RECORDS FOR THIS TASK:
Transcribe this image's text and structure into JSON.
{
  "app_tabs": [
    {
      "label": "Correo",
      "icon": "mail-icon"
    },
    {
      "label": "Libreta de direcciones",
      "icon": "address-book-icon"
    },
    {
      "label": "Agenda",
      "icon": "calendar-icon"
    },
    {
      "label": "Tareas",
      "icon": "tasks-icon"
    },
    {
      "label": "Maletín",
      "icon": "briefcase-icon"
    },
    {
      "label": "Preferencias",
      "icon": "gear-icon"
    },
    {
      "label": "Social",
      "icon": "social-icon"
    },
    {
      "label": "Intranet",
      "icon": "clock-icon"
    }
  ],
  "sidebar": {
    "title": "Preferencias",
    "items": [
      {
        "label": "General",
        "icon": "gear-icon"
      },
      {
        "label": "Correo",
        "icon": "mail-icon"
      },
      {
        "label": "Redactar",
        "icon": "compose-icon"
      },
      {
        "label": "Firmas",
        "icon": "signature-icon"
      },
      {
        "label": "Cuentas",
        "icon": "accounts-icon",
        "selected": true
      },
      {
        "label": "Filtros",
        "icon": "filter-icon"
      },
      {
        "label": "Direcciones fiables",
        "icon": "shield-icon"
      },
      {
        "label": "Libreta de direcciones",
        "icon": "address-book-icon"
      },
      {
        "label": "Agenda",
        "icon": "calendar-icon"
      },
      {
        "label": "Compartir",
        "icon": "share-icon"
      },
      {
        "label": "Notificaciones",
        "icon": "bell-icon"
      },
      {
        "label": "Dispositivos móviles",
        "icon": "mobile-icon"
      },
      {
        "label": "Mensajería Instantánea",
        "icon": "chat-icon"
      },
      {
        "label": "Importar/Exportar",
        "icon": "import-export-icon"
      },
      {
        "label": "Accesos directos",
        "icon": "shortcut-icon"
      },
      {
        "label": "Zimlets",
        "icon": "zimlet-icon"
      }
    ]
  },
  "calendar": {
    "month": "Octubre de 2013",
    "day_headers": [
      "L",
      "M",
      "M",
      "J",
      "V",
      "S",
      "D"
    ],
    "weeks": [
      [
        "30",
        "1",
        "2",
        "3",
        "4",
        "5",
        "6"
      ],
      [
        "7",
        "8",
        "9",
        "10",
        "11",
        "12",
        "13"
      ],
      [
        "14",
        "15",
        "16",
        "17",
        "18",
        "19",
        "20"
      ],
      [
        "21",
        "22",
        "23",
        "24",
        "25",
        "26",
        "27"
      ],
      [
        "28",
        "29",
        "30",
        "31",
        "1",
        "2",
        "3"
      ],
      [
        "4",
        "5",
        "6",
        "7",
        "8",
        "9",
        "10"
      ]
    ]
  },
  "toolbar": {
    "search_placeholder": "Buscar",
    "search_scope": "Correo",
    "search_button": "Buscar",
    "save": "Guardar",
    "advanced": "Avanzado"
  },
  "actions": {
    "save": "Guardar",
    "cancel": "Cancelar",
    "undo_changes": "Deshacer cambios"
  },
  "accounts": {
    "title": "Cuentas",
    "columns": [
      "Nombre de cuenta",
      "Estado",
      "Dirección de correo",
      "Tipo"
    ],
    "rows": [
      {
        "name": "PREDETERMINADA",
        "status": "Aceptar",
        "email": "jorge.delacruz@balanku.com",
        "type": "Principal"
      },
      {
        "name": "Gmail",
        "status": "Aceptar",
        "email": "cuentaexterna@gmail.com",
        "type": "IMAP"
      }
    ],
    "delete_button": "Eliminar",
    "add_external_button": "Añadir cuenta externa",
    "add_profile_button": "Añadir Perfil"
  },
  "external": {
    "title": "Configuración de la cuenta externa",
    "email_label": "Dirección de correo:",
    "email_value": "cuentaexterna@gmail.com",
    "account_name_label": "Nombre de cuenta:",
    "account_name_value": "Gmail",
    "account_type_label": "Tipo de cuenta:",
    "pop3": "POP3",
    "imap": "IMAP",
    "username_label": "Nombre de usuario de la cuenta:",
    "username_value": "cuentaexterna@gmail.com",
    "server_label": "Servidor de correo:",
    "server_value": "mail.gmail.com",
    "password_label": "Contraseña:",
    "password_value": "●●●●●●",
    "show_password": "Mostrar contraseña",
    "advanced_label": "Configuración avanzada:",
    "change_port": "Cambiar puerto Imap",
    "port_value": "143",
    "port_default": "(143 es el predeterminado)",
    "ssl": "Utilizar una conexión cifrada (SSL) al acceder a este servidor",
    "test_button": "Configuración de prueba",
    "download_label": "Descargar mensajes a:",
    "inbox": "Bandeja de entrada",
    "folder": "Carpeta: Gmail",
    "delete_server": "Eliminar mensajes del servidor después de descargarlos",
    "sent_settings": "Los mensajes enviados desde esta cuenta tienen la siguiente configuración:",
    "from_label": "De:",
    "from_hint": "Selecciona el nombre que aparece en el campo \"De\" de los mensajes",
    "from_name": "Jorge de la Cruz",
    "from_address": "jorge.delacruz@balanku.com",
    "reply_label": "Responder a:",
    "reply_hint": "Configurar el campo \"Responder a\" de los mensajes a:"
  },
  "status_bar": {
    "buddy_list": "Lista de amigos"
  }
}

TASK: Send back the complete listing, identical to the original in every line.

EXERCISE ANSWER:
Transcribe this image's text and structure into JSON.
{
  "app_tabs": [
    {
      "label": "Correo",
      "icon": "mail-icon"
    },
    {
      "label": "Libreta de direcciones",
      "icon": "address-book-icon"
    },
    {
      "label": "Agenda",
      "icon": "calendar-icon"
    },
    {
      "label": "Tareas",
      "icon": "tasks-icon"
    },
    {
      "label": "Maletín",
      "icon": "briefcase-icon"
    },
    {
      "label": "Preferencias",
      "icon": "gear-icon"
    },
    {
      "label": "Social",
      "icon": "social-icon"
    },
    {
      "label": "Intranet",
      "icon": "clock-icon"
    }
  ],
  "sidebar": {
    "title": "Preferencias",
    "items": [
      {
        "label": "General",
        "icon": "gear-icon"
      },
      {
        "label": "Correo",
        "icon": "mail-icon"
      },
      {
        "label": "Redactar",
        "icon": "compose-icon"
      },
      {
        "label": "Firmas",
        "icon": "signature-icon"
      },
      {
        "label": "Cuentas",
        "icon": "accounts-icon",
        "selected": true
      },
      {
        "label": "Filtros",
        "icon": "filter-icon"
      },
      {
        "label": "Direcciones fiables",
        "icon": "shield-icon"
      },
      {
        "label": "Libreta de direcciones",
        "icon": "address-book-icon"
      },
      {
        "label": "Agenda",
        "icon": "calendar-icon"
      },
      {
        "label": "Compartir",
        "icon": "share-icon"
      },
      {
        "label": "Notificaciones",
        "icon": "bell-icon"
      },
      {
        "label": "Dispositivos móviles",
        "icon": "mobile-icon"
      },
      {
        "label": "Mensajería Instantánea",
        "icon": "chat-icon"
      },
      {
        "label": "Importar/Exportar",
        "icon": "import-export-icon"
      },
      {
        "label": "Accesos directos",
        "icon": "shortcut-icon"
      },
      {
        "label": "Zimlets",
        "icon": "zimlet-icon"
      }
    ]
  },
  "calendar": {
    "month": "Octubre de 2013",
    "day_headers": [
      "L",
      "M",
      "M",
      "J",
      "V",
      "S",
      "D"
    ],
    "weeks": [
      [
        "30",
        "1",
        "2",
        "3",
        "4",
        "5",
        "6"
      ],
      [
        "7",
        "8",
        "9",
        "10",
        "11",
        "12",
        "13"
      ],
      [
        "14",
        "15",
        "16",
        "17",
        "18",
        "19",
        "20"
      ],
      [
        "21",
        "22",
        "23",
        "24",
        "25",
        "26",
        "27"
      ],
      [
        "28",
        "29",
        "30",
        "31",
        "1",
        "2",
        "3"
      ],
      [
        "4",
        "5",
        "6",
        "7",
        "8",
        "9",
        "10"
      ]
    ]
  },
  "toolbar": {
    "search_placeholder": "Buscar",
    "search_scope": "Correo",
    "search_button": "Buscar",
    "save": "Guardar",
    "advanced": "Avanzado"
  },
  "actions": {
    "save": "Guardar",
    "cancel": "Cancelar",
    "undo_changes": "Deshacer cambios"
  },
  "accounts": {
    "title": "Cuentas",
    "columns": [
      "Nombre de cuenta",
      "Estado",
      "Dirección de correo",
      "Tipo"
    ],
    "rows": [
      {
        "name": "PREDETERMINADA",
        "status": "Aceptar",
        "email": "jorge.delacruz@balanku.com",
        "type": "Principal"
      },
      {
        "name": "Gmail",
        "status": "Aceptar",
        "email": "cuentaexterna@gmail.com",
        "type": "IMAP"
      }
    ],
    "delete_button": "Eliminar",
    "add_external_button": "Añadir cuenta externa",
    "add_profile_button": "Añadir Perfil"
  },
  "external": {
    "title": "Configuración de la cuenta externa",
    "email_label": "Dirección de correo:",
    "email_value": "cuentaexterna@gmail.com",
    "account_name_label": "Nombre de cuenta:",
    "account_name_value": "Gmail",
    "account_type_label": "Tipo de cuenta:",
    "pop3": "POP3",
    "imap": "IMAP",
    "username_label": "Nombre de usuario de la cuenta:",
    "username_value": "cuentaexterna@gmail.com",
    "server_label": "Servidor de correo:",
    "server_value": "mail.gmail.com",
    "password_label": "Contraseña:",
    "password_value": "●●●●●●",
    "show_password": "Mostrar contraseña",
    "advanced_label": "Configuración avanzada:",
    "change_port": "Cambiar puerto Imap",
    "port_value": "143",
    "port_default": "(143 es el predeterminado)",
    "ssl": "Utilizar una conexión cifrada (SSL) al acceder a este servidor",
    "test_button": "Configuración de prueba",
    "download_label": "Descargar mensajes a:",
    "inbox": "Bandeja de entrada",
    "folder": "Carpeta: Gmail",
    "delete_server": "Eliminar mensajes del servidor después de descargarlos",
    "sent_settings": "Los mensajes enviados desde esta cuenta tienen la siguiente configuración:",
    "from_label": "De:",
    "from_hint": "Selecciona el nombre que aparece en el campo \"De\" de los mensajes",
    "from_name": "Jorge de la Cruz",
    "from_address": "jorge.delacruz@balanku.com",
    "reply_label": "Responder a:",
    "reply_hint": "Configurar el campo \"Responder a\" de los mensajes a:"
  },
  "status_bar": {
    "buddy_list": "Lista de amigos"
  }
}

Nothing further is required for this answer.